  3. I started writing this book on holiday in Marseille, while eating a lot of pistachio chocolate and cherries from the market. Gabriel and Alexei’s fancy flat (where everything is white, apart from bright green cushions and cups and rugs) definitely has some French roots.Capture3
  4. I wrote about 12,ooo words in that flat. And then threw almost all of them away and started again. Ah well. Sometimes that’s what writing a book is like.
  5. I’m a bit scared of dogs. All the characters in the Peas and Secrets books so far really love Wuffly and Surprise (except for Dr Skidelsky, and even she’s sort of come round to the idea) – so I thought perhaps Billie might be more like me.
  6. There’s a Year 7 sleepover at the Natural History Museum in London in this book.
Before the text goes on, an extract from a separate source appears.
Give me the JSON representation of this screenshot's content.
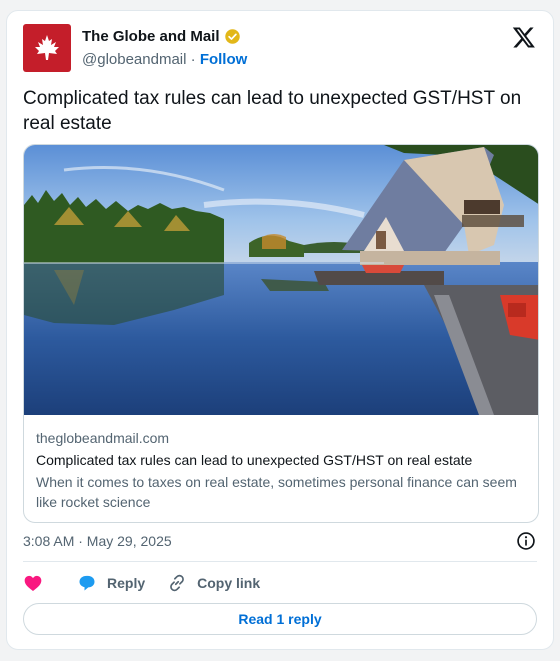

I got really excited about being able to do research by sleeping under a dinosaur! But it turns out you aren’t allowed to if you’re a grown up (or only once a year anyway). Boo.dippy-landscape
  7. Pea’s not in this book (apart from one very quick mention – see if you can spot it). But Billie is in the same class as the twin Sams, along with some other new friends: nervous Efe, and a very complicated girl called Ruby. If you’ve read The Secrets of Sam and Sam you might recognise some of the rest of class 7E too – but you don’t have to have read my other books before this one, you can start with Billie.
  8. This book has periods in it! Because it’s about some eleven-year-olds, and lots of eleven-year-olds have periods. Plenty of people who nine or ten do too. And even if my readers don’t have periods themselves yet, or they never will, I think it’s important for them to know they exist, and not to keep them hidden away like a secret or something to be ashamed of.
  9. The big secret in this book – Mum’s secret, the one Billie has to try to unlock by finding a special key – is also something that’s been hidden away, and is all about things people might be ashamed of. I’m not going to tell you what it is. But I will tell you that this book is a bit more direct at talking about what might get called an ‘issue’ than my stories usually are.
  10. If that makes it sound gloomy or a bit too sensible, I can also promise that there is a coat that looks like a muppet, confused teenagers who kiss their boyfriends on the eyebrow, an imaginary rabbit, stealth-vegetable cakes, and a very exciting wedding. Hooray!


Want to know more? Find out what Billie’s story is all about (and where to buy it) here.


Billie’s new teacher Miss Eagle sets the class a Hero Project. To win a copy of the book, signed by me, just tell me – who is YOUR hero?

This giveaway is now closed.

COVER REVEAL: new jackets for all!

Remember when I showed you the amazing cover for my next book, The Secrets of Billie Bright? (It’s still a peach. I’m still crying. Aieeee.) And remember how I promised there were new amazing covers for all the Peas and Sams too?

Well, what with it being ONLY ONE MONTH till they’re in the shops, I thought it was about time you got to coo at them too.

Here’s the first one I saw, for the first in the Pea’s Book series.


Look! Hair! Freckles! Gorgeous typography, and just joyfully lovely artwork from Lisa Horton. And here’s the full set of Peas and Secrets (so far):

WOW. They all have brilliant contrast spines too with glorious little details. I am a lucky, lucky writer.

Unfortunately you now have to wait till 7th July 2016 to own them in their shiny beautifulness. But till then, here’s a peek at the back cover of Billie:

Billie Bright- the back cover blurb

Out 7th July 2016 from Penguin Random House | available from all good bookshops

Amazon | Waterstones | Blackwells | Foyles | hive.co.uk (supporting independent booksellers) | The Book Depository (free international delivery)